Allow me to take a moment to loudly emote about the 8th wonder of the world that is the London International Antiquarian Book Fair. Hosted by the Antiquarian Booksellers Association in the National Hall Olympia, the only way I could begin to describe the wonder of it would be to compare it to a shopping mall of special collections.
It was absolutely amazing to see so many wonderful things in such a wonderful place, a selection of which can be seen above. It was also really useful in a research context to see sales and acquisitions policies of various libraries and collectors in action! I wish that I had the funds to acquire some of these things for my collection…
A Briefe and Most Easie Introduction to the Astrologicall Judgement of the Starres (1598)
This late sixteenth century astrological treatise by Claude Dariot is filled with what appear to be contemporary marginal notes. These marginalia are written in an arcane astrological language, and feature extensive astronomical calculations.
We recognize many of the symbols used, but have not yet made an effort to directly translate these strange marginalia. Is anyone able to make sense of this esoteric astrological code? What sort of secrets are hidden in these 400 year old margins?
In Jewish tradition there are five megillot (scrolls) that are
read on five different holidays. All of them unrolled using a single roller,
instead of two traditionally attached at each side of the scroll.
The Book of Ruth is read on Shavuot, the Festival of Weeks, which occurs seven
weeks after the beginning of Passover, in late May or early June. This year, Shavuot began on Saturday, May 23, and ends today.
Among Biblical characters, Ruth is one of the most beautiful.
Born a Moabitess, she married a Jew, Chelion, son of Elimelech and his wife
Naomi. After Chelion’s and Elimelech’ s death, she faithfully stayed with
Naomi, and followed her elderly and fragile mother-in-law back to Bethlehem,
where Naomi was from. It was long and dangerous journey, for Ruth it was much
safer to return to her parent’s home, but she said to Naomi:
Be not against me, to desire that I should leave thee and
depart: for whithersoever thou shalt go, I will go: and where thou shalt dwell,
I also will dwell. Thy people shall be my people, and thy God my God. (Ruth 1:16)
Ruth is equally revered by Jews and Christians, because she is
one of the ancestors of King David, and thus mentioned in Gospel of St. Matthew
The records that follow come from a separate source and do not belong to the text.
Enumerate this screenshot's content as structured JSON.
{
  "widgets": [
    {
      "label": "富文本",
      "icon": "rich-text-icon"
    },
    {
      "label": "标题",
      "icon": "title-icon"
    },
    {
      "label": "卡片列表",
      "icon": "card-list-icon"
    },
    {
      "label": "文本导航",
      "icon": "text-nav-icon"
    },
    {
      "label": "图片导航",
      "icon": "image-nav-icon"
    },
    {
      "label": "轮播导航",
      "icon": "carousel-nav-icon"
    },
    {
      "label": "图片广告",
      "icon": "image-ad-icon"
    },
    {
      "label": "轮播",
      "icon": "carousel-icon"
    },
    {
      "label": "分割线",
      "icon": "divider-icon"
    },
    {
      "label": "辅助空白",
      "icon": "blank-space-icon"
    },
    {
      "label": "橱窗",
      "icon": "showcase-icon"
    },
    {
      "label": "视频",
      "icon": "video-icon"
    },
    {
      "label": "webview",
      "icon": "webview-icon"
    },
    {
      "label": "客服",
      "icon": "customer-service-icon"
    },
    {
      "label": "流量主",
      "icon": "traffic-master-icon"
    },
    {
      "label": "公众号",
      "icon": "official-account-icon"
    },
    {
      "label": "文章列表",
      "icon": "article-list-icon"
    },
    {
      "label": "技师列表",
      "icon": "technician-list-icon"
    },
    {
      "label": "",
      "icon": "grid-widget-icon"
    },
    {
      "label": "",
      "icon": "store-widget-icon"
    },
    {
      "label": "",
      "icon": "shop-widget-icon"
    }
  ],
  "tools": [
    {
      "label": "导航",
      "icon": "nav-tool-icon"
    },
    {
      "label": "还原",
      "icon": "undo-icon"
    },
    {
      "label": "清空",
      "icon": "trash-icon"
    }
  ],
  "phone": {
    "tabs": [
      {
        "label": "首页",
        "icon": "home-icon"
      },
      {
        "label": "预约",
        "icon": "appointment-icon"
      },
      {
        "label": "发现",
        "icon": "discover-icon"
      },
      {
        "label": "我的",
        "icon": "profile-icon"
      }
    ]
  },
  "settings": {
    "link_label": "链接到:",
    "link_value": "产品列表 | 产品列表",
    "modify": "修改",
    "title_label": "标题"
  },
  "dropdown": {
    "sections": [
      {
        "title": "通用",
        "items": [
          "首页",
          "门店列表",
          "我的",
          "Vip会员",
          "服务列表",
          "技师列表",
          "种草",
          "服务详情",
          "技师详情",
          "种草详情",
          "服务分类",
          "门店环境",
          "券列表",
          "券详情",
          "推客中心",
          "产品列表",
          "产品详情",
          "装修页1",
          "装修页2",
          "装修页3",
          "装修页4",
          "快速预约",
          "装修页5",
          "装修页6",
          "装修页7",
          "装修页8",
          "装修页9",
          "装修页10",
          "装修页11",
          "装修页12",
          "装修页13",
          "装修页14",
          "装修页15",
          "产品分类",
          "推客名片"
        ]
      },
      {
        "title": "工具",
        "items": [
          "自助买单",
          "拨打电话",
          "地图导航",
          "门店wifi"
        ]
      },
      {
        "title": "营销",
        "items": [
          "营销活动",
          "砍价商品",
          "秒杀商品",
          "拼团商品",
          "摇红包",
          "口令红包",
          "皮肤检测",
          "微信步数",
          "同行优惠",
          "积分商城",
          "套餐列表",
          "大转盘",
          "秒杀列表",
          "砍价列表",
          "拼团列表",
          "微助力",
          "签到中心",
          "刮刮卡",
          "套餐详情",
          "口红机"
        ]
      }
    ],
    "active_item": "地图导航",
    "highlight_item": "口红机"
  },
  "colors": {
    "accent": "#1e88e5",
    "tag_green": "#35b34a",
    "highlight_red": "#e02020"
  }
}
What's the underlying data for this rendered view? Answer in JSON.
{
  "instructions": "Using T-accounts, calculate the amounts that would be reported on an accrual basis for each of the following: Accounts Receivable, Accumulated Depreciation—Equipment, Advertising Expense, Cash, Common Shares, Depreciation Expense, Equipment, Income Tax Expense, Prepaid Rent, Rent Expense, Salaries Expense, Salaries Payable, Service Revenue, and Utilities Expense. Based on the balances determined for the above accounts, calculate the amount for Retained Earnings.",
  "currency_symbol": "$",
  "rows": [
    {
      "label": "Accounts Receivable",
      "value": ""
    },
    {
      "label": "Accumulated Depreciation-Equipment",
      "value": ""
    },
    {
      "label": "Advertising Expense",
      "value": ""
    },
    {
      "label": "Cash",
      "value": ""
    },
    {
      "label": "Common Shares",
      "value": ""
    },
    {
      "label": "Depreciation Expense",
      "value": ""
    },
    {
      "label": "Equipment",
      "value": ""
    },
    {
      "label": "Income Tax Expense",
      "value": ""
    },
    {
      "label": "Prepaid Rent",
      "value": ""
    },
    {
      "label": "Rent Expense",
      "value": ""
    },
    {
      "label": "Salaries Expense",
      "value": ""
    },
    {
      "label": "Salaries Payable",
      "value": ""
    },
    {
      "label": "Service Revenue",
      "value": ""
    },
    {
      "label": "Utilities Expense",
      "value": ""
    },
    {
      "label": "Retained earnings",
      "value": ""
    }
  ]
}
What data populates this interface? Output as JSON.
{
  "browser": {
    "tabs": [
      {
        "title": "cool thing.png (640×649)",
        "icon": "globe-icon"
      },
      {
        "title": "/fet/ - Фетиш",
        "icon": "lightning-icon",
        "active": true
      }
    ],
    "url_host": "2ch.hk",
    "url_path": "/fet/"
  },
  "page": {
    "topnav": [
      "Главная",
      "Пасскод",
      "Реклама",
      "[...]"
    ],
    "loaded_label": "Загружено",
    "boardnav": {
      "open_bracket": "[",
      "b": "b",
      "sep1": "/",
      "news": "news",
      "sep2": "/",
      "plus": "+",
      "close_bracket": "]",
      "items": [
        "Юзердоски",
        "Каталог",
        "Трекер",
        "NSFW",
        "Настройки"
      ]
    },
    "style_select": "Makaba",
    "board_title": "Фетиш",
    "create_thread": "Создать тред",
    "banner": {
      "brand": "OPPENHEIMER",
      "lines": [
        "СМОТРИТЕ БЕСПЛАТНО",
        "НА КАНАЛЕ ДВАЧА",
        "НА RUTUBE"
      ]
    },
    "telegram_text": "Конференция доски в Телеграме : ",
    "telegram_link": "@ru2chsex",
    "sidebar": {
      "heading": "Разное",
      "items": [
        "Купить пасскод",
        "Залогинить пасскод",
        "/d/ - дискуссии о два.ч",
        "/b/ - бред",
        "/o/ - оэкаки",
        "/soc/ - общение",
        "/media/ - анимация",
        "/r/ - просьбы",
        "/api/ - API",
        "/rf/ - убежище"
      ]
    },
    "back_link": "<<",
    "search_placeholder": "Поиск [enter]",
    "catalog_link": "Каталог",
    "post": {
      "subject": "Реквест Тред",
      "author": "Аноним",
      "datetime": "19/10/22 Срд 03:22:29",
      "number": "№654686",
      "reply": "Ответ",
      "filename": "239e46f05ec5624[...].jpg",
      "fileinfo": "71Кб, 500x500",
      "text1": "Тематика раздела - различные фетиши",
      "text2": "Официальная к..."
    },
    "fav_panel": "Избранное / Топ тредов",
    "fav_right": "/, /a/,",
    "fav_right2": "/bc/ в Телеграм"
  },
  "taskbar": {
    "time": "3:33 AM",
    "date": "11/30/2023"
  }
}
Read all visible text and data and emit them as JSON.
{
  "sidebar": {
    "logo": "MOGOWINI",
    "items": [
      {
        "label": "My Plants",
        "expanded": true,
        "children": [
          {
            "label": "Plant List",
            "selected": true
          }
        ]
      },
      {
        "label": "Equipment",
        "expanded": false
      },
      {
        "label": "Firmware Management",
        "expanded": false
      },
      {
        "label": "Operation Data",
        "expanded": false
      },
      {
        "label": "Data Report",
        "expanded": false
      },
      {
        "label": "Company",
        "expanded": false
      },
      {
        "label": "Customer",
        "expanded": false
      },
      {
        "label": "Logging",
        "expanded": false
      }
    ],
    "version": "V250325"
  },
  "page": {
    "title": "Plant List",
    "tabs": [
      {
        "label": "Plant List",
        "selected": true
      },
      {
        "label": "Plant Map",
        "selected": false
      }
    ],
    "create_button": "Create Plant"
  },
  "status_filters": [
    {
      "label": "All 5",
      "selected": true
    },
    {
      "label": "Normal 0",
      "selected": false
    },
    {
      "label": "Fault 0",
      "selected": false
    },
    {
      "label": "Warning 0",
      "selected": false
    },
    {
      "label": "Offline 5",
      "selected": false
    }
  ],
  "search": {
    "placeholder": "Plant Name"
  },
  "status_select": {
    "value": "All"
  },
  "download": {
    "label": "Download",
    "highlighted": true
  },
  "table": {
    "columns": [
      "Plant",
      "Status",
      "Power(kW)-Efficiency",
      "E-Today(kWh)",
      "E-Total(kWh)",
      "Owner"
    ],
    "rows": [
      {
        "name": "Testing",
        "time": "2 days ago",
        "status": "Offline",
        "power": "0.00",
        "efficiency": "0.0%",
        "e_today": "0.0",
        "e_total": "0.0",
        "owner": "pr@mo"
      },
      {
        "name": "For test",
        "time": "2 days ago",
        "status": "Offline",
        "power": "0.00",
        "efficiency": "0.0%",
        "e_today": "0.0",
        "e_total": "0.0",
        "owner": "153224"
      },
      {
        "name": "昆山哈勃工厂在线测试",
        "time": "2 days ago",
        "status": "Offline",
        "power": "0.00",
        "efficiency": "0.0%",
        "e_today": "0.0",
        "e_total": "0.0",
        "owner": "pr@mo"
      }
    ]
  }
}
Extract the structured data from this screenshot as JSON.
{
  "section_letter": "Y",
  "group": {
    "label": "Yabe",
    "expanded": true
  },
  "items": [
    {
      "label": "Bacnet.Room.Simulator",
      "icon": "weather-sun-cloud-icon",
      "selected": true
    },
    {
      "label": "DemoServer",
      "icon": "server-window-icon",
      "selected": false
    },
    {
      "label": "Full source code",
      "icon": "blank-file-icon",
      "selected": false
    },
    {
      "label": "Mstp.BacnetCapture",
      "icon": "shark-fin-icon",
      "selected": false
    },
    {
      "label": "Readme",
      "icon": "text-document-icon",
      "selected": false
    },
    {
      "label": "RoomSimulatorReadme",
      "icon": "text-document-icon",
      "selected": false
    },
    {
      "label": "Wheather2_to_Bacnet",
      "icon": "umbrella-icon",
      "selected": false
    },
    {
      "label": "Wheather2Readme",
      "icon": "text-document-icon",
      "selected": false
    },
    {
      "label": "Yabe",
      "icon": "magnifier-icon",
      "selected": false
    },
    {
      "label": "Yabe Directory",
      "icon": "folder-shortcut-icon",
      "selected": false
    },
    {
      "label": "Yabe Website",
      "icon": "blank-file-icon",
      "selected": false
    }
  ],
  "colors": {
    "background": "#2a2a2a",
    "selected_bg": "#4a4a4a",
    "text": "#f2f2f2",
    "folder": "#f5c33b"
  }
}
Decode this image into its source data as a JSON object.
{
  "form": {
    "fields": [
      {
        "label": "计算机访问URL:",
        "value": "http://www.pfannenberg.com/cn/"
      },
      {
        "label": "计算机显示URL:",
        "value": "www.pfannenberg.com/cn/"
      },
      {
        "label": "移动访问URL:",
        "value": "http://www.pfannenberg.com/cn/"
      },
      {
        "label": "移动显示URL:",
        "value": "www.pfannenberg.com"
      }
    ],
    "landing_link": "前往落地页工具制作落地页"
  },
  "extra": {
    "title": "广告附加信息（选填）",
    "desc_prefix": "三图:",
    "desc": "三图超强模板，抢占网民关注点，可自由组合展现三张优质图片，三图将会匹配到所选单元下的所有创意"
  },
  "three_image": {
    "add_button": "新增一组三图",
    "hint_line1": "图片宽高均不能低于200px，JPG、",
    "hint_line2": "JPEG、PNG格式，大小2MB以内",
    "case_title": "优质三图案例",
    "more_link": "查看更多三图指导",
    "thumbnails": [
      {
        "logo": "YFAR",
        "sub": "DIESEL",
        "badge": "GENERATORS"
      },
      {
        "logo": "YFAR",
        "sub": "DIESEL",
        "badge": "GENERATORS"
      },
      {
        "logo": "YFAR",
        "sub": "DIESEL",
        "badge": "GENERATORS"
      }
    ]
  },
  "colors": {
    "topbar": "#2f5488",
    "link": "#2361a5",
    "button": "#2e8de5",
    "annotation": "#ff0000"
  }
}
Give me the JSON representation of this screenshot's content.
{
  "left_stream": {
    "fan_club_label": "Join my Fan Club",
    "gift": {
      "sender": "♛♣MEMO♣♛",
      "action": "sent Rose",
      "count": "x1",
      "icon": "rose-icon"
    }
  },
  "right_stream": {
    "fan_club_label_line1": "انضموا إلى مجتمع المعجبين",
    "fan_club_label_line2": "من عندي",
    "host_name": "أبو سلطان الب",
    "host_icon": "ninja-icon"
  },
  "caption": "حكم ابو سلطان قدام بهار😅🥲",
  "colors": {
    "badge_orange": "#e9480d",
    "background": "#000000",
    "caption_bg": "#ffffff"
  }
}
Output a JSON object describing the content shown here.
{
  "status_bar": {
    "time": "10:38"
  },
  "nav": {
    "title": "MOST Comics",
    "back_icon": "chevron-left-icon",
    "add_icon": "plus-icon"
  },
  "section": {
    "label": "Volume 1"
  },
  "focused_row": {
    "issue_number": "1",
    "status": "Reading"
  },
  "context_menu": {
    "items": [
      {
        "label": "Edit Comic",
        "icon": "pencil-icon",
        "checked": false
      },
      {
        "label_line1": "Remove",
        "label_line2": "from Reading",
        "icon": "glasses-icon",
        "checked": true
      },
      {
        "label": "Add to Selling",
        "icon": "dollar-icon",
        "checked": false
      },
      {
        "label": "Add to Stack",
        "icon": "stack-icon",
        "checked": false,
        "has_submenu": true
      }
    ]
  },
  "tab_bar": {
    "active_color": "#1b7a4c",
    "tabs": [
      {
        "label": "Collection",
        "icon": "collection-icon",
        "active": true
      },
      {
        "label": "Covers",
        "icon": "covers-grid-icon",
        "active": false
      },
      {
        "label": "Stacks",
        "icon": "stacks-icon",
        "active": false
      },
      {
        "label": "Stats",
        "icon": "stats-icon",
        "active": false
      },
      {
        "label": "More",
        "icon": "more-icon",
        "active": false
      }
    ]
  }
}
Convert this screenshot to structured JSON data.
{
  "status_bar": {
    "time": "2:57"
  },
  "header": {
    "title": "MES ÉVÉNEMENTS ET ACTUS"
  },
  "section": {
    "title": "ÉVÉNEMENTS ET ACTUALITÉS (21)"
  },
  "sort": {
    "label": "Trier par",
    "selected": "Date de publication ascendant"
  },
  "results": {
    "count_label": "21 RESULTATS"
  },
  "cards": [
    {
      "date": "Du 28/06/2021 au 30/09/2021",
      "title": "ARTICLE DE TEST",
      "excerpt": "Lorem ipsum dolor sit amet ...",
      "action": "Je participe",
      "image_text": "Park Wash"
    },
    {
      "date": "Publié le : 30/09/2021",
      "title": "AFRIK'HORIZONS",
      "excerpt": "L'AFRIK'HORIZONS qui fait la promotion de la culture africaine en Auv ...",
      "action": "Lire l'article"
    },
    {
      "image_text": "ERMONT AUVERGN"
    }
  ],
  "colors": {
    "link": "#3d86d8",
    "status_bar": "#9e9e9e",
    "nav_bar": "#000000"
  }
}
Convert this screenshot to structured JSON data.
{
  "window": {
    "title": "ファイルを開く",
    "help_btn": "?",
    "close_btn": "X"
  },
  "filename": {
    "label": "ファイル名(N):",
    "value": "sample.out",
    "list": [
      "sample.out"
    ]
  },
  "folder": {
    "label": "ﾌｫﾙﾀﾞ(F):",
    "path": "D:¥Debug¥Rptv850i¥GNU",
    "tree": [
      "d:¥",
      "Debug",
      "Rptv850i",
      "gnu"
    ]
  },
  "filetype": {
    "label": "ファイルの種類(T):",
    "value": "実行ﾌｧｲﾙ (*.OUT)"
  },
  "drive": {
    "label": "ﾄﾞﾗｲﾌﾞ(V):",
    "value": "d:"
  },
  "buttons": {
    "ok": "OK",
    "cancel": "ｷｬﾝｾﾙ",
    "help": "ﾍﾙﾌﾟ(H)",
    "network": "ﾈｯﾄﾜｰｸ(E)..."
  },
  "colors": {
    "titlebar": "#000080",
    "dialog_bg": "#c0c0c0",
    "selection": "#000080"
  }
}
in the genealogy of Jesus Christ.
Other scrolls with one roller should be: Book of Esther,
read on Purim; Song of Songs – on Passover; Lamentations of Jeremiah
the Prophet.– on the 9th day of Av; and Ecclesiastes – on